Jim didn’t know what he would have said next, but he was shaken out of his shock by the sound of laughter. “Sorry Sarge, that look on his face is just too priceless. Well, uhm, sir. I err. He looks like he’s going to piss his pants.” The boy on the end was laughing loudly and barely managed to get the words out. Once one of them had broken down it was only seconds before the others had joined in. Soon they were all bending over holding their stomachs as they laughed hysterically. Jim saw Chloe look up from her book just long enough to give them an annoyed look and then return to reading.
“Well damn boys, I had a whole speech ready to go. I thought I could make this one cry and you have to go and give me away. I didn’t even get to ask him if Higgens had laced his boots for him..” Sergeant Reynolds looked annoyed for a minute as his hands waved in the air. Finally, a smile cracked, and he couldn’t help but join in the laughter.
Jim stared relieved and confused all at the same time. “What’s going on here?”
Sergeant Reynolds managed to regain his composure, but the smile never left his face. Jim noticed that it made him look significantly less scary than he had been just minutes before. When he spoke again his voice had a jovial tone to it and Jim could tell that he was trying to hold back more laughter. “This is a militia, not a military. We’re just another part of the town and like to have a little fun with our new recruits. Everyone gets the speech. Even if they show up an hour early. I can usually keep up the angry act for at least five minutes, but the boys here just had to be a part of it this time.”
“Dad warned me about you though. He said that you were really hardcore and that you didn’t have a sense of humor to speak of.”
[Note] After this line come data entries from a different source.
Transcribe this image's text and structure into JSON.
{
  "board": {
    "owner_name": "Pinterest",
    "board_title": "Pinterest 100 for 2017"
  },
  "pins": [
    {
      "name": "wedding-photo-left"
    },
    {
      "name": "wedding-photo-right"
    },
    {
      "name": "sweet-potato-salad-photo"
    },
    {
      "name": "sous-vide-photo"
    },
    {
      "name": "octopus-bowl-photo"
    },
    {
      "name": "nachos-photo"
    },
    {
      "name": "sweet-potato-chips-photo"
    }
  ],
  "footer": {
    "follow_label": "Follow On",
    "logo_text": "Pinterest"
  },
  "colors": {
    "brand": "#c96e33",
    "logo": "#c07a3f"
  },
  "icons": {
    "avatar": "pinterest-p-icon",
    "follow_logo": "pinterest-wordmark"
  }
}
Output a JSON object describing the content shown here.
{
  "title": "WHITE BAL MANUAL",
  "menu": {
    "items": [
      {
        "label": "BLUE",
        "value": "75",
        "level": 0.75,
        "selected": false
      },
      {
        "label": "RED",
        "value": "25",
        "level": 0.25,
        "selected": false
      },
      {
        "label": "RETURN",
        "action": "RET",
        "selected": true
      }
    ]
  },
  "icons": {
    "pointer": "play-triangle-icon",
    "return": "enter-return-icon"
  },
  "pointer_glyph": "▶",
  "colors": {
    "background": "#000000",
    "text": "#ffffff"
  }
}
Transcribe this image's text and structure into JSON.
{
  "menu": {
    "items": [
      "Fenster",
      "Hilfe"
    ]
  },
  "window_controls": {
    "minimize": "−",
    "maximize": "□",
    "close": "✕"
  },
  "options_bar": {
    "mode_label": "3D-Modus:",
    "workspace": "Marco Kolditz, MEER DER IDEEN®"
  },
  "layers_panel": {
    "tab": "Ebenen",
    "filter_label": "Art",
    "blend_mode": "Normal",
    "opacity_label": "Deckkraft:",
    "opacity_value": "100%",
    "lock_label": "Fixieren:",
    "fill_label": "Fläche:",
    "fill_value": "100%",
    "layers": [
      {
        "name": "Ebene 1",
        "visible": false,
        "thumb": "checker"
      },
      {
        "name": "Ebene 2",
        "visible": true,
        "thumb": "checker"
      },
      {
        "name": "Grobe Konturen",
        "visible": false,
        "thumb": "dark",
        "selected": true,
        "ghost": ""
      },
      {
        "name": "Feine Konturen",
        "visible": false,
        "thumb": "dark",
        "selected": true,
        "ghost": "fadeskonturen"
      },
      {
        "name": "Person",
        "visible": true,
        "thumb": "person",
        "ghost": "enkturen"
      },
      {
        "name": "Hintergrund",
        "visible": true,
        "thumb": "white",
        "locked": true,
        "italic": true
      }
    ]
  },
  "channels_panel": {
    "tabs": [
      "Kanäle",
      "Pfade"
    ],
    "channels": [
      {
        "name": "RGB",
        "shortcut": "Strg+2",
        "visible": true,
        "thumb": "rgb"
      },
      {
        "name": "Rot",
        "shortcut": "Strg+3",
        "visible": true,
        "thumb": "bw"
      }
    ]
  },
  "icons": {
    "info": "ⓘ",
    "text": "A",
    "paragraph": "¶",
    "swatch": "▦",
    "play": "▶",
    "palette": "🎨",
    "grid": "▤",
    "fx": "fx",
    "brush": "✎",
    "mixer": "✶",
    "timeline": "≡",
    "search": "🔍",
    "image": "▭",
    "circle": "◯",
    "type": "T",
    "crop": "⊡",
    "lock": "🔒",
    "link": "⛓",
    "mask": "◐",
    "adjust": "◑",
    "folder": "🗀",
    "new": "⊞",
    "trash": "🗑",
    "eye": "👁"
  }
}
“Your pop is an old buddy. We went through training together twenty-five years ago. There’s no way he’d spoil this joke for me. We expect a lot out of you here. Make no mistake; it will be hard at times, but it can be fun too. Of course, today you’re going to be doing a lot of sitting around and listening to me talk. For the record, that’s not the fun part.” Sergeant Reynolds pointed to one of the doors on the inside wall of the fort. “We best get started. Head on in there and take a seat.”